In theory one of the ways to reward players for a great regular season would be to give them a first week bye. This doesn’t work in golf because sponsors would go ballistic if the top 20 players were told to take their week off. But players shouldn’t be allowed to skip a week because they know it won’t hurt them en route to Atlanta. Charl Schwartzel is skipping Barclays and is 21st in the standings. In future years he should be told to skip the next three tournaments too. You are all in or all out.

If you argue that by taking everyone back to zero you downplay the importance of the regular season you’re probably right. So what? That’s what happens in any sport that has a playoff. Who had the best record in the NFL last season? It wasn’t the Green Bay Packers, the team that won the Super Bowl. In fact, they were a wild-card team. Who finished the regular season ranked No. 1 in college basketball last year? It wasn’t national champion Connecticut.

Players still make a lot of money during the regular season and they have the chance to win major championships. If you want, set up a regular season bonus pool for the top 10 or top 20 finishers on the money list.

If you win a major championship, regardless of whether you are a PGA Tour member or not, you should be invited to the playoffs. Adding Rory McIlroy and Darren Clarke certainly wouldn’t have been a bad thing this year. And two more players in a 125-player field – even four if that somehow occurred – is hardly a big deal. Like everyone else, McIlroy and Clarke would start at zero and have to play their way into the next rounds.

Finally, the Tour Championship. The event has become a complete yawn. Changing it can’t possibly hurt and might help it a good deal.

Send 32 players to Atlanta. Make it a match-play event – winner-take-all. No more projections on a player needing to finish T-3 to win the FedEx Cup or T-8 to finish fourth. The guys who play the best the first three weeks advance to Atlanta and are seeded based on how they played those three weeks. The winner that final week gets the $10 million whether he’s seeded No. 1 or No. 32.

Do not start with the tired, “TV will never go for it,” argument. Because the ratings will be lower? Worst case they’d drop so little that no one would notice. Best case, if you get a compelling 18-hole final you might actually get higher ratings. Imagine, a year from now, McIlroy vs. Rickie Fowler or Ryo Ishikawa. Or maybe the old men creak their way through and we get Woods vs. Mickelson. If you don’t get that, so what? The ratings stay low but at least you get a true finish, a dramatic and different finish.

That’s the problem with the playoffs. If you remove the Tour’s constant hype, never-ending ads and hyperbole, they’re just four big money tournaments where the rich get richer. In reality they aren’t any different than the Texas Swing, the Florida Swing or any other non-major event.
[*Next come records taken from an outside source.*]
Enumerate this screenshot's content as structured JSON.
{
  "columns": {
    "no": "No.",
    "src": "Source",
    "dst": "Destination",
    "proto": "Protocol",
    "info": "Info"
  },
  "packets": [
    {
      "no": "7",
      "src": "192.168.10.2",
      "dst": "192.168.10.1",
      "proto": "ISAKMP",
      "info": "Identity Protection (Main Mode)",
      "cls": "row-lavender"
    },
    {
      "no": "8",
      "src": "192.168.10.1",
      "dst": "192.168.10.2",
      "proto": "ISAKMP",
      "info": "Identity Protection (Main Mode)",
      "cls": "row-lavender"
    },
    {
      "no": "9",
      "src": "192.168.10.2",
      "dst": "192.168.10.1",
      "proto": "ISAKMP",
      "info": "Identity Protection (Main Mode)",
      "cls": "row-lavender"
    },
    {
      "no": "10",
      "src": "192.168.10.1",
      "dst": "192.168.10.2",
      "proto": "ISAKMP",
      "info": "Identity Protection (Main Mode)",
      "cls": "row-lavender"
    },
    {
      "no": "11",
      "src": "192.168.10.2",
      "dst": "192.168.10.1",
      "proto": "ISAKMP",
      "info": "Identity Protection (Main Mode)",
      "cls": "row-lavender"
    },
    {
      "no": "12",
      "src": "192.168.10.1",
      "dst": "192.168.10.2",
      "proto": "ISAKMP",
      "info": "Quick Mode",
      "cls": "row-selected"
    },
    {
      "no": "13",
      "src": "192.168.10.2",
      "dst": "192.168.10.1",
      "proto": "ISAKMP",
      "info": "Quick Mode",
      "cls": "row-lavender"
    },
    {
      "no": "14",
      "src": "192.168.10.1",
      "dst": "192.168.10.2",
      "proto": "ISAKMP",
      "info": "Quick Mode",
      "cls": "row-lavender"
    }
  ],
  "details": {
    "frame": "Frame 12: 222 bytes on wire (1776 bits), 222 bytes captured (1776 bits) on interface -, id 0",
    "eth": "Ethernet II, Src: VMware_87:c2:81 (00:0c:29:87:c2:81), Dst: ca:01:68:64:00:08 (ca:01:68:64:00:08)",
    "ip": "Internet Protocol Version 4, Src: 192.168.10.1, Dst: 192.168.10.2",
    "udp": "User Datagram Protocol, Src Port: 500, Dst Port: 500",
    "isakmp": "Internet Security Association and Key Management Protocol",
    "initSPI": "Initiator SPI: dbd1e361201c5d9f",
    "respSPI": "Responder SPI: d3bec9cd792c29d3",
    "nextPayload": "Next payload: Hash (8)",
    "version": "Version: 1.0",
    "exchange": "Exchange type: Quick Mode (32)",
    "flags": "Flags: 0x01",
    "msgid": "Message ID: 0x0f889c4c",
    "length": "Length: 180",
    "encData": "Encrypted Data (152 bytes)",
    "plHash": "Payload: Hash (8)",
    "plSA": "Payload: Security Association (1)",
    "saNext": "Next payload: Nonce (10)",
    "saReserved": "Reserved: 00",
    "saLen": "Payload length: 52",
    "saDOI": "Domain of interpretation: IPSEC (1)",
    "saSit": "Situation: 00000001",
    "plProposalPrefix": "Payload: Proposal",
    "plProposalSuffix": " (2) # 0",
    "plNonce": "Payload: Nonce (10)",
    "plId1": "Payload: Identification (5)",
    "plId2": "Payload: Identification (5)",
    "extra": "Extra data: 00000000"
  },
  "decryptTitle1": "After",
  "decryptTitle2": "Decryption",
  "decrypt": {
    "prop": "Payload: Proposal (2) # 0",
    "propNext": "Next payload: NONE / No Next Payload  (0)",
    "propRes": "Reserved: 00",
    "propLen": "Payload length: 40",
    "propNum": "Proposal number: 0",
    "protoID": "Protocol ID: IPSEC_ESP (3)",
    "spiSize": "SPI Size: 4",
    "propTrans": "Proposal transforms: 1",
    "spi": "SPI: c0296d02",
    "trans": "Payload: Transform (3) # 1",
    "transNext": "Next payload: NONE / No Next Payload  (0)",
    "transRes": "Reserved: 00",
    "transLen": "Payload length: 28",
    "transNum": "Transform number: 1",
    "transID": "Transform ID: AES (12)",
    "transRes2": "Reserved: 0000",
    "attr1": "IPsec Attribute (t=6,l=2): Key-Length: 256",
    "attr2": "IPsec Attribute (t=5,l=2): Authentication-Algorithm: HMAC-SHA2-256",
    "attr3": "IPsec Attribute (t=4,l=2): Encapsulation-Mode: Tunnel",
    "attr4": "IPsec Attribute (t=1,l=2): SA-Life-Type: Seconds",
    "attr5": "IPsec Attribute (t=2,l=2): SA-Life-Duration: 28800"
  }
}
If you want playoffs make them real playoffs, accept that they’ll never mean as much as the majors then make them as dramatic and fair as you possibly can.

Instead of telling us how special they are do something to actually make them special. It isn’t easy. But it isn't impossible either.